Yesterday, despite being a Southwest A-List member, I received my first “B” boarding number. Curious about why this happened — A-Listers are supposed to get the best “A” numbers — I asked Southwest. Sorry, that’s “proprietary” and “confidential” information, I was told.
Wow. Who’d have thought the order that Southwest hands out boarding passes was that big of a secret? And more important, who are they keeping such a big secret from? Perhaps A-List members who don’t get as many early boarding spots thanks to the new fees that fee-less Southwest Airlines now has?
Southwest Airlines Flying Tips from me covers how boarding on Southwest works. It’s a wonderful system, where the lower the number you have (A1 beats A15, A15 beats B34), the earlier you can board and get a good seat. It’s efficient and works well.
That same flying tips article I mentioned also covers how you can get early boarding by purchasing a Business Select fare or by becoming an Southwest Airlines A-List member.
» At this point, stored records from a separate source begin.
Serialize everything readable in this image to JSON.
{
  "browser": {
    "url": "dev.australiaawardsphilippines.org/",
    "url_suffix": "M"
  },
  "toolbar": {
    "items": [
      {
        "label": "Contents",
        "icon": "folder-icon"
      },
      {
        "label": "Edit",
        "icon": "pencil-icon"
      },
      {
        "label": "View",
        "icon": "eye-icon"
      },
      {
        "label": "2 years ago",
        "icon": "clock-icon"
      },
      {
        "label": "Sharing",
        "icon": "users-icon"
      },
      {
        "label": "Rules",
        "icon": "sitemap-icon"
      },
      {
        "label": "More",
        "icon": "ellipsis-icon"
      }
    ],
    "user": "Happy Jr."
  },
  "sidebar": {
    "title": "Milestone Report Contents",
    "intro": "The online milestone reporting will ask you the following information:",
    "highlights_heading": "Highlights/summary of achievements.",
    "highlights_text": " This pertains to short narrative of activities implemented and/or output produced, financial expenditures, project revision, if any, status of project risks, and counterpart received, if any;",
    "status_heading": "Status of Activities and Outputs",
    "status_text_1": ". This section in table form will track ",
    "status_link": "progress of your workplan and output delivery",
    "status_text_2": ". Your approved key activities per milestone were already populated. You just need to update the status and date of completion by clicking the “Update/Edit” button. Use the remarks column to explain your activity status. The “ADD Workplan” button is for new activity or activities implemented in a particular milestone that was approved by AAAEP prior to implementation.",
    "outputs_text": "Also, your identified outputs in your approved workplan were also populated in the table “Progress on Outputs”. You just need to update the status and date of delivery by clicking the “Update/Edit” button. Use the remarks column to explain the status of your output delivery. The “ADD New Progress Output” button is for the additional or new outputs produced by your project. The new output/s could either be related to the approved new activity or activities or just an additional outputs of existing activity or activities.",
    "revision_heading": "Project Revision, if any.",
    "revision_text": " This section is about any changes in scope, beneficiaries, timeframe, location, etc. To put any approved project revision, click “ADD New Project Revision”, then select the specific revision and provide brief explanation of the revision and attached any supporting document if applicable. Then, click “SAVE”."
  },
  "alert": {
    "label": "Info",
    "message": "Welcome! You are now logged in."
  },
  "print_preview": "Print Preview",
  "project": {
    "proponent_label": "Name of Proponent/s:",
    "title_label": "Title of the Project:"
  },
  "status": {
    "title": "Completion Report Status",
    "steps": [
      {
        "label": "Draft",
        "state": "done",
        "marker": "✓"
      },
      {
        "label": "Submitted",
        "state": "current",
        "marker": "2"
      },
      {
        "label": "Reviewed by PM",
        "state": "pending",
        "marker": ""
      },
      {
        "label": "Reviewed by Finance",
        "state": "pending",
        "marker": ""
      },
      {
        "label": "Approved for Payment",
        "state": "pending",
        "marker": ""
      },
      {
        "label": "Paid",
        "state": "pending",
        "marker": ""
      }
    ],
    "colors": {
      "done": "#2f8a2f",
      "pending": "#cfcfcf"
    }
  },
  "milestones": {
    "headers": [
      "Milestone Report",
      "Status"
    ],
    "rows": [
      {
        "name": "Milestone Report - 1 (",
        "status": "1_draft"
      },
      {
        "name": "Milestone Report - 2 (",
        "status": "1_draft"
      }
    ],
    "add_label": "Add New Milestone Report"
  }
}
After I wrote it, Southwest introduced a new $10 “Early Bird” program that lets you book early boarding for $10. Some people have derided Southwest — which prides itself for not charging fees — as effectively charging an early boarding “fee” through this program.
When the Early Bird program launched, my question was how would that impact the early seating I was supposed to get as an A-List member. Boarding is promised this way:
- Business Select: Guaranteed A1-A15 spots
- A-List Members: Promises to “most likely” give you A-16 through A60 spots
- Early Bird: Promises to improve your “seat selection” but doesn’t guarantee A-15 through A-60 spots
Now since I joined the A-List program, I’ve typically gotten boarding numbers in the A20s-A30 range. I’ve also been higher or lower than that. It’s worked well. I’ve never had a middle seat. I’ve usually gotten the exact seat I want, even.
But yesterday, I was taken aback. I checked in and got a B1 boarding spot. While I know the A-List program doesn’t guarantee an A spot, I still wondered how this could happen.
In particular, I’d booked my ticket two weeks before I flew. Southwest is supposed to automatically hold my boarding spot when I book. That means when I booked, there were 60 other people who had spots reserved for them. I know that 15 of those spots were held for Business Select people. But the remaining 45? Were there really 45 other A-List people or early bird people who had booked before me on this flight, two weeks before it departed?
Who knows? Well, Southwest does. But as I lead with, they’re not saying. The customer service response I received:
Thank you for your e-mail regarding Rapid Rewards A-List Membership. As a longtime Customer, your concerns are extremely important to us, and we appreciate the opportunity to respond.
We’re so sorry that you did not receive a higher priority boarding pass on your recent flight as one of our valued Rapid Rewards A-List Members. Certainly, we understand that some of our A-Listers are curious to know the method used to assign boarding positions to those who qualify for reserved boarding privileges. Unfortunately, we cannot share this proprietary information as it is considered confidential (and must remain so) in order to maintain our competitive advantage. We apologize for any disappointment.
We truly appreciate your loyalty, and we hope to continue to enjoy the privilege of your patronage. We look forward to welcoming you onboard again soon.
In the end, it just feels weird. None of Southwest’s competitors offer a similar boarding system that I know of. If they do, I find it difficult to believe Southwest would lose a competitive advantage because people could now board the same way on other airlines as they do on Southwest. That hardly seems the primary reason for people to book Southwest flights.
Instead, I’m stuck feeling like the real reason I got a low boarding number is that Southwest is predicting ahead of time how many people it thinks will cough up for early bird boarding and holding those seats back from A-Listers. Maybe there are other reasons. Pity it’s so confidential and proprietary that we can’t know.